The Melbourne Ageing Research Collaboration (MARC) aims to improve the lives of older people through the rapid translation of research into policy and practice to influence systemic change. MARC is a unique consortium of partners, bringing together health and aged care services, universities, research and advocacy organisations, and the broader community.
Our focus is on addressing issues of importance to older people, their carers, health professionals and the wider community, including preventing falls, improving dementia care, promoting healthy ageing and independence and improving the experience for older people at the end of their life.
Our Partners and Supporters
MARC is led by the National Ageing Research Institute (NARI) and consists of Austin Health, Australian Unity, COTA Victoria, Deakin University, Dementia Australia, Federation University, Mercy Health, Monash University, North Western Melbourne Primary Care Network, Northern Health, RMIT University, St Vincent’s Health, The Royal Melbourne Hospital, The University of Melbourne, and Western Health.
Ageing is often viewed negatively and as a low priority in health care, policy and government. Efforts to address the challenges of an ageing population have been done haphazardly and inefficiently, in isolation or in competition and with duplication of effort. It has been widely acknowledged that current systems are not designed to provide optimal support for older people.
Working as a strategic partnership, we are combining resources and expertise to influence policy and practice in Victoria and beyond for the benefit of older people.
Research is currently funded by financial contributions from the partner organisations, philanthropy, donations and the Victorian Government. MARC is managed by NARI, a centre of excellence in ageing research. We are particularly grateful to the JO & JR Wicking Trust for agreeing to support this Collaboration for the next five years.
By pooling knowledge and effort from experts in a diversity of areas, MARC can achieve better outcomes for older people by supporting their independence as long as possible, preventing problems commonly associated with ageing, and at the end of life, experience a good death. Our funds go towards coordinating collaborative research projects, facilitating educational events and hosting large public forums to bring ageing issues to the forefront and bridge the research –practice/policy divide.
MARC is formed from organisations that are key stakeholders in the field of ageing, across all settings and service types. This enables MARC to reach older people, 90,000 staff in partner organisations, community, university and government entities.
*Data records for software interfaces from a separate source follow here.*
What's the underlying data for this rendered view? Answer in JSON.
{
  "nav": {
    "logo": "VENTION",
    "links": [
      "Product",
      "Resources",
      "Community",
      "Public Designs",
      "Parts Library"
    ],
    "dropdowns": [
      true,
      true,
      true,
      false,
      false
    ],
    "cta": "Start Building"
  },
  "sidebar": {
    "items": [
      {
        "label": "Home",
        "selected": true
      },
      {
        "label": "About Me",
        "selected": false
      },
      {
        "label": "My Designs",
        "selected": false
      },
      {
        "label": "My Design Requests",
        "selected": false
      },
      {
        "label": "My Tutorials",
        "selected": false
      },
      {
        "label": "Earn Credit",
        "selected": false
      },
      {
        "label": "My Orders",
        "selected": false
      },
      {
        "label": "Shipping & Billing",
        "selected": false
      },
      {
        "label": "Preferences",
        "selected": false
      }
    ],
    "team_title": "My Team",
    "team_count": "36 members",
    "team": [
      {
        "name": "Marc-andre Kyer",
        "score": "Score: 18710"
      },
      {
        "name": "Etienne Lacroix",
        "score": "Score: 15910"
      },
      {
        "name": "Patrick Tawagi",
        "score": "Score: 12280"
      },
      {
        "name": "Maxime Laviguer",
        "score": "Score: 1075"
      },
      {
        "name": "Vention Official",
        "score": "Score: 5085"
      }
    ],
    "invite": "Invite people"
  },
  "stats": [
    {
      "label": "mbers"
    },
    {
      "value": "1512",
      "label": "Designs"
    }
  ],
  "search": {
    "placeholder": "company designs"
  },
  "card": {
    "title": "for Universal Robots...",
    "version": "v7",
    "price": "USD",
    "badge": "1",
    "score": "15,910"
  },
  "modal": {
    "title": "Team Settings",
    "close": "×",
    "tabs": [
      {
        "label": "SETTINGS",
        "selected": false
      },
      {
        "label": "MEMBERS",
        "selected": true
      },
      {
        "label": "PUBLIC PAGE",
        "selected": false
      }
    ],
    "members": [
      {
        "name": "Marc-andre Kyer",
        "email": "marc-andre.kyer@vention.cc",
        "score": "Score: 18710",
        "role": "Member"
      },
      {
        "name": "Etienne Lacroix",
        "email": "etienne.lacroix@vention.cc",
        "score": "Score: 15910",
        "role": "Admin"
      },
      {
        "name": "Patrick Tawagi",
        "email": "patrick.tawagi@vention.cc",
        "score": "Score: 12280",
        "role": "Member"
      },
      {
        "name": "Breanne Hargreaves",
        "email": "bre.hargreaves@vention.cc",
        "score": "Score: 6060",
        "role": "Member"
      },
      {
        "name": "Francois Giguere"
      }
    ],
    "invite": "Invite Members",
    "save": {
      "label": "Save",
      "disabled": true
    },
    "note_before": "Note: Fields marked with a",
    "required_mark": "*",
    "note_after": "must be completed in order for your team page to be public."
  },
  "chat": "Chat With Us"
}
Since commencement in September 2014, MARC has become a formal collaboration with a governance structure, membership criteria and terms of reference adopted by all members. Collaborative projects addressing key issues affecting older people are underway and large public forums have been undertaken to share knowledge about ageing. Our initial activities have already led to practice change, but there is still more to do.